“The perfect is the enemy of the good.”
“The perfect solution never executed realizes no value.”
I’m always amazed in meetings with clients how much time is spent on wordsmithing[i] content. It’s not that words don’t matter – they do – it’s just that fighting over different synonyms for the same concept feels pointless… or spending time trying to determine some perfect question to a prospect that accelerates the deal and saves the day. Cut it out.
Anthony Iannerino recently wrote a blog entitled: “Stop Searching for the Perfect Way to Sell." In it, he writes:
Selling is a complex, dynamic human interaction, which is to say, it doesn’t lend itself to a single right choice that covers all of the possible variables. Because there is not one right choice for every situation, there is no perfect way; there are only choices.

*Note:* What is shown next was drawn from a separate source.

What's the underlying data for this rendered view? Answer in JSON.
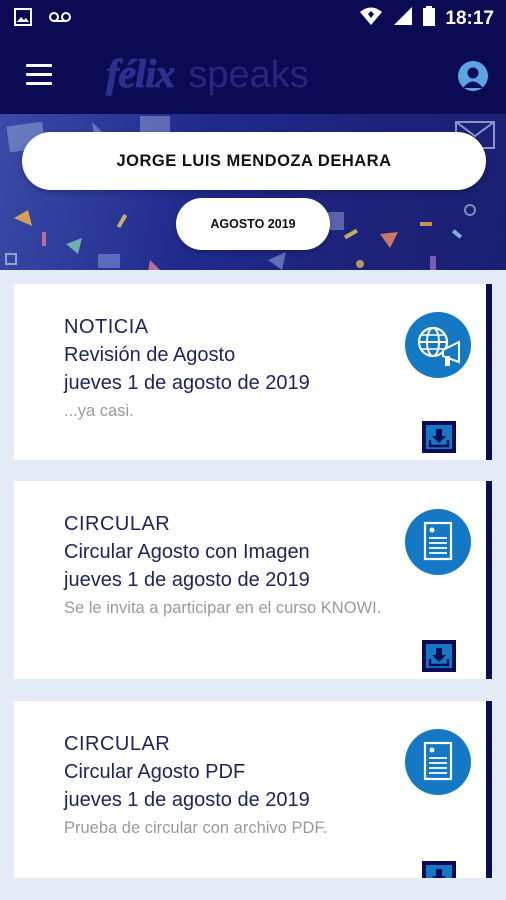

Anthony also created a video entitled “There are No Magic Words." In a nutshell, there is no perfect message or question for every selling situation. As much as we strive for certainty and control in life, we must adapt to uncertainty and uncontrollables.
In sales we often focus on the wrong things:
- We focus on our perfect product instead of the customer’s imperfect needs, which can be ‘messy,' ambiguous, and shifting.
- We focus on our best price vs. how the customer will realize value and their return on investment.
- We focus on articulating the perfect message or question vs. collaboratively exploring how the prospect or customer defines and measures value.
… you get the point.
Having interviewed 1,000+ high-performing sales professionals in my career, one of the things that has stood out is that the best ones feel like they have the tools and strategies to deal with whatever comes up. The attitude is one of “I’ll deal with it” and “we’ll figure it out."
It’s the confidence with knowing you have a large toolbox of stories, messages, and questions that can be adapted to whatever selling situation comes up. If someone tells you that there is a perfect selling methodology, exercise program, or food you need to eat, I would want to know ‘perfect for what and for how long?’
[i] Technically, a wordsmith is a skilled writer and wordsmithing is not a word in a conventional dictionary. It is a well-known word, however, used colloquially that means an often-pedantic focus on looking for the perfect word or edit that will complete the point, idea or sentence.